→ **What is expected**
The answer is the set of lines that include "likes", copied from the data below.
^^^^^^^^
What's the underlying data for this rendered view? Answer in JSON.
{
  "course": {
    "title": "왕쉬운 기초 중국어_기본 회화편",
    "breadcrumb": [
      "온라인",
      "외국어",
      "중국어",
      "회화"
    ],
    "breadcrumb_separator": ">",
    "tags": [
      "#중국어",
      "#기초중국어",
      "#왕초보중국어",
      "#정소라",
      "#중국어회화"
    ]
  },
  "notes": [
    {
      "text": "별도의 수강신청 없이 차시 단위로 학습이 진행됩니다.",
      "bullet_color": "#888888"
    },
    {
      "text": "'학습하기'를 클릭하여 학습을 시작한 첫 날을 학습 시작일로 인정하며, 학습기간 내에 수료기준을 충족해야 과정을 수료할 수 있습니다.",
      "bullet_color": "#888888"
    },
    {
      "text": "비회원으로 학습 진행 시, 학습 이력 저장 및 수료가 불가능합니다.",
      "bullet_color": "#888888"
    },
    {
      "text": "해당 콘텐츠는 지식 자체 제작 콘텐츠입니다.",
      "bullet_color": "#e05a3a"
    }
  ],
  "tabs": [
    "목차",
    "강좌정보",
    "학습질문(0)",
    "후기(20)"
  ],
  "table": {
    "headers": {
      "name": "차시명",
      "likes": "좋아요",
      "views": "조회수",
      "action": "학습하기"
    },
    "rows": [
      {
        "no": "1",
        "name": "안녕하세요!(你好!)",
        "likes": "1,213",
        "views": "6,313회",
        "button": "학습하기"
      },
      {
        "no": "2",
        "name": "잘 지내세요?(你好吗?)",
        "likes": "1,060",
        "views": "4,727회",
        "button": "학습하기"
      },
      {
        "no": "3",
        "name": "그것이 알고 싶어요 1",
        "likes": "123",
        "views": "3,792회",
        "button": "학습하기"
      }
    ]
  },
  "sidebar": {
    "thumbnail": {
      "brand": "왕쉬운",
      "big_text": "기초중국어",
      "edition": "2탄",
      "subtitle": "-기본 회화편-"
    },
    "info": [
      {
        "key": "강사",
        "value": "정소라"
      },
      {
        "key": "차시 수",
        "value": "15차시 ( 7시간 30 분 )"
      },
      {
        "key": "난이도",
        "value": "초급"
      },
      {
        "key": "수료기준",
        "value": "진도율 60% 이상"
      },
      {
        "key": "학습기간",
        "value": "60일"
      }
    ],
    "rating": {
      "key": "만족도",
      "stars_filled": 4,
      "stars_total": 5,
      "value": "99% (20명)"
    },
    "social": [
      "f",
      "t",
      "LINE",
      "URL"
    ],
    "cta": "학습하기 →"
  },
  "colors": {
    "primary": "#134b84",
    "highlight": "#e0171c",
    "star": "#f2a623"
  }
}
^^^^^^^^
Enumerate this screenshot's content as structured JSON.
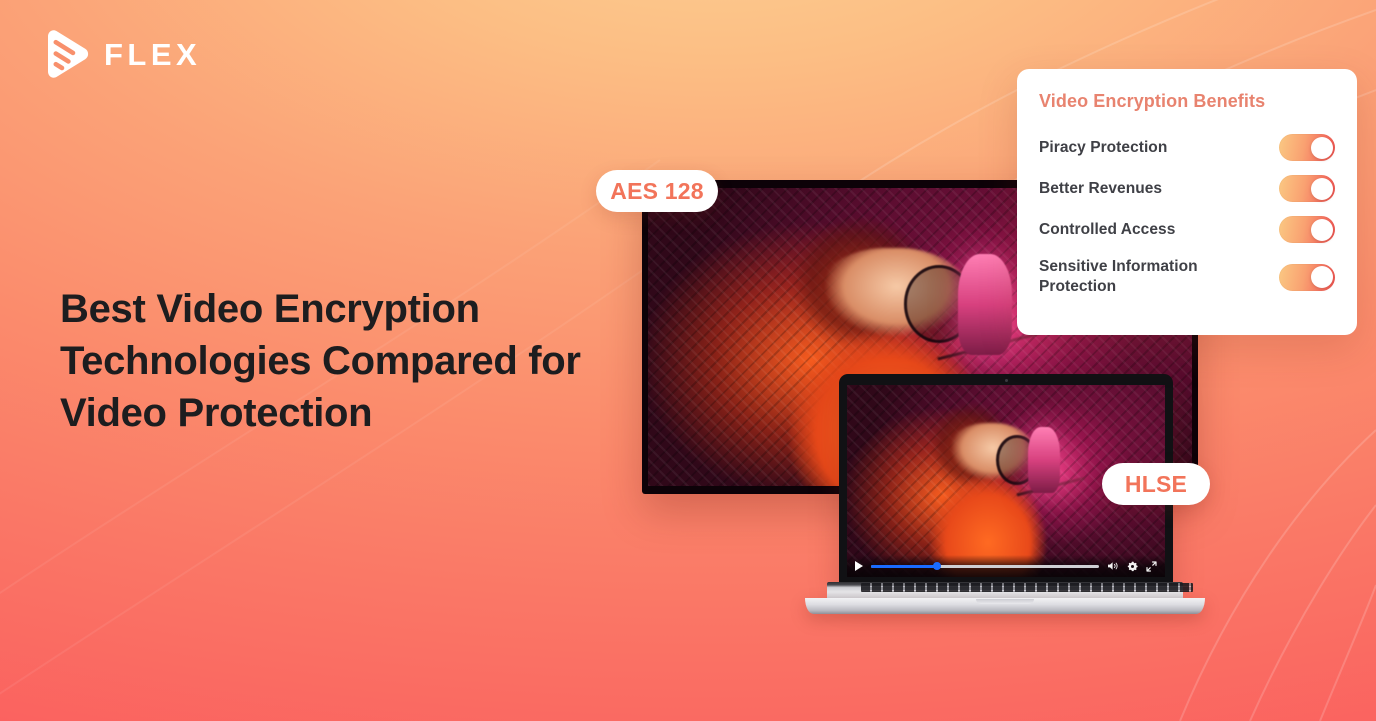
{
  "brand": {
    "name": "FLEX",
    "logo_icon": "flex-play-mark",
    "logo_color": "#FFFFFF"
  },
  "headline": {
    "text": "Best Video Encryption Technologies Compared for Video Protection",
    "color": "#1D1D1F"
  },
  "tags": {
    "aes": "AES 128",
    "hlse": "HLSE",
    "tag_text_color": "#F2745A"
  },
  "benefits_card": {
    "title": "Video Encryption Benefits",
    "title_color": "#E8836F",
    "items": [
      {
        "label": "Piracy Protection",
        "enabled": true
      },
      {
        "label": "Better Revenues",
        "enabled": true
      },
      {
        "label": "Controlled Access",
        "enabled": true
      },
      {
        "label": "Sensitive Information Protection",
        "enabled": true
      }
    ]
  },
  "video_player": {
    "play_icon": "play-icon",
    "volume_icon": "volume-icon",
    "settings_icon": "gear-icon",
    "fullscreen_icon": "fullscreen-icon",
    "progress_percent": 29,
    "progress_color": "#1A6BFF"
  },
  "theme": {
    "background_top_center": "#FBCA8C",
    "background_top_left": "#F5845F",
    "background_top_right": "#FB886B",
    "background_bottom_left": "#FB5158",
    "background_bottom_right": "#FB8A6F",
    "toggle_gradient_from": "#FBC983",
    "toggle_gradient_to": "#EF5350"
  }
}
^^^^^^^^
→ **Problem solution**
      "likes": "좋아요",
        "likes": "1,213",
        "likes": "1,060",
        "likes": "123",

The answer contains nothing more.